Exercise goal: Set down every record below exactly as written.

(Excerpts from an interface dataset)
%%

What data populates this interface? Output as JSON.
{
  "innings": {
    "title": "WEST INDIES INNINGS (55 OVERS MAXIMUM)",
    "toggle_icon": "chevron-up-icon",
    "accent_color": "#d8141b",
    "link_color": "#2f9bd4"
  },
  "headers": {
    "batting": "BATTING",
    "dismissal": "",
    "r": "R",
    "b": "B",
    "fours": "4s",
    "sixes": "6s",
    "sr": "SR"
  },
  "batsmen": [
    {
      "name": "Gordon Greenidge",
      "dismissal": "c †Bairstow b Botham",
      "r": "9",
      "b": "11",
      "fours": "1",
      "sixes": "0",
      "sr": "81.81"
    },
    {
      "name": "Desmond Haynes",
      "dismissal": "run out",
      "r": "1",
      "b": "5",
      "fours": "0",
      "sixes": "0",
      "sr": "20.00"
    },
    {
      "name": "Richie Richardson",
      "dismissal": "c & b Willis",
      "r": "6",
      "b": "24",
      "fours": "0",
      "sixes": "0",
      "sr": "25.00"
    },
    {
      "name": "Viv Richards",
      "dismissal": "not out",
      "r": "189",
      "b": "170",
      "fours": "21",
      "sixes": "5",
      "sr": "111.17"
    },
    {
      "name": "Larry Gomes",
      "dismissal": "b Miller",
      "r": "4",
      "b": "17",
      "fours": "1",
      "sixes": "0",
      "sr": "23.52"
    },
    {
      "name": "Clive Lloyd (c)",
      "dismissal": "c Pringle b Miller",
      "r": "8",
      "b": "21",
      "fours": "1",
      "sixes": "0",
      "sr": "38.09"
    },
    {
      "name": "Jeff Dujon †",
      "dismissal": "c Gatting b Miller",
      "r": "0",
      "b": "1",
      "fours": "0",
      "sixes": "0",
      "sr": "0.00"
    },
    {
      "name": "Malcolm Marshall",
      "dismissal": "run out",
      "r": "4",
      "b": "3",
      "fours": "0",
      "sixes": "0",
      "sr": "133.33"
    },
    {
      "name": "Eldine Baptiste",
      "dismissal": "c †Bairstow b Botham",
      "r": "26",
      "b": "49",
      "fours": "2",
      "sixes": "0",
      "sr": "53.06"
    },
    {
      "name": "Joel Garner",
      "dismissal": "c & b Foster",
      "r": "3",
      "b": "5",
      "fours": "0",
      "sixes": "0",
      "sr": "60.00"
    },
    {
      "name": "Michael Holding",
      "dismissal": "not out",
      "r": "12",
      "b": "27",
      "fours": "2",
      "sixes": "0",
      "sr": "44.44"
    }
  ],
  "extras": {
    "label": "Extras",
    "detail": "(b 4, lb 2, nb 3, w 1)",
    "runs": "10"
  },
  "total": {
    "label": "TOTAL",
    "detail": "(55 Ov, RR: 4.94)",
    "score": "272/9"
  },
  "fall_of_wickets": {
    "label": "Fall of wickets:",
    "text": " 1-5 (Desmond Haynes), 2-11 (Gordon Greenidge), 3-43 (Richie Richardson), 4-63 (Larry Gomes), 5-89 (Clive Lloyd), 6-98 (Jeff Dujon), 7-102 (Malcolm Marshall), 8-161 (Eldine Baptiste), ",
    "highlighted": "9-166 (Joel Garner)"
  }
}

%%

Reply to the task:
What data populates this interface? Output as JSON.
{
  "innings": {
    "title": "WEST INDIES INNINGS (55 OVERS MAXIMUM)",
    "toggle_icon": "chevron-up-icon",
    "accent_color": "#d8141b",
    "link_color": "#2f9bd4"
  },
  "headers": {
    "batting": "BATTING",
    "dismissal": "",
    "r": "R",
    "b": "B",
    "fours": "4s",
    "sixes": "6s",
    "sr": "SR"
  },
  "batsmen": [
    {
      "name": "Gordon Greenidge",
      "dismissal": "c †Bairstow b Botham",
      "r": "9",
      "b": "11",
      "fours": "1",
      "sixes": "0",
      "sr": "81.81"
    },
    {
      "name": "Desmond Haynes",
      "dismissal": "run out",
      "r": "1",
      "b": "5",
      "fours": "0",
      "sixes": "0",
      "sr": "20.00"
    },
    {
      "name": "Richie Richardson",
      "dismissal": "c & b Willis",
      "r": "6",
      "b": "24",
      "fours": "0",
      "sixes": "0",
      "sr": "25.00"
    },
    {
      "name": "Viv Richards",
      "dismissal": "not out",
      "r": "189",
      "b": "170",
      "fours": "21",
      "sixes": "5",
      "sr": "111.17"
    },
    {
      "name": "Larry Gomes",
      "dismissal": "b Miller",
      "r": "4",
      "b": "17",
      "fours": "1",
      "sixes": "0",
      "sr": "23.52"
    },
    {
      "name": "Clive Lloyd (c)",
      "dismissal": "c Pringle b Miller",
      "r": "8",
      "b": "21",
      "fours": "1",
      "sixes": "0",
      "sr": "38.09"
    },
    {
      "name": "Jeff Dujon †",
      "dismissal": "c Gatting b Miller",
      "r": "0",
      "b": "1",
      "fours": "0",
      "sixes": "0",
      "sr": "0.00"
    },
    {
      "name": "Malcolm Marshall",
      "dismissal": "run out",
      "r": "4",
      "b": "3",
      "fours": "0",
      "sixes": "0",
      "sr": "133.33"
    },
    {
      "name": "Eldine Baptiste",
      "dismissal": "c †Bairstow b Botham",
      "r": "26",
      "b": "49",
      "fours": "2",
      "sixes": "0",
      "sr": "53.06"
    },
    {
      "name": "Joel Garner",
      "dismissal": "c & b Foster",
      "r": "3",
      "b": "5",
      "fours": "0",
      "sixes": "0",
      "sr": "60.00"
    },
    {
      "name": "Michael Holding",
      "dismissal": "not out",
      "r": "12",
      "b": "27",
      "fours": "2",
      "sixes": "0",
      "sr": "44.44"
    }
  ],
  "extras": {
    "label": "Extras",
    "detail": "(b 4, lb 2, nb 3, w 1)",
    "runs": "10"
  },
  "total": {
    "label": "TOTAL",
    "detail": "(55 Ov, RR: 4.94)",
    "score": "272/9"
  },
  "fall_of_wickets": {
    "label": "Fall of wickets:",
    "text": " 1-5 (Desmond Haynes), 2-11 (Gordon Greenidge), 3-43 (Richie Richardson), 4-63 (Larry Gomes), 5-89 (Clive Lloyd), 6-98 (Jeff Dujon), 7-102 (Malcolm Marshall), 8-161 (Eldine Baptiste), ",
    "highlighted": "9-166 (Joel Garner)"
  }
}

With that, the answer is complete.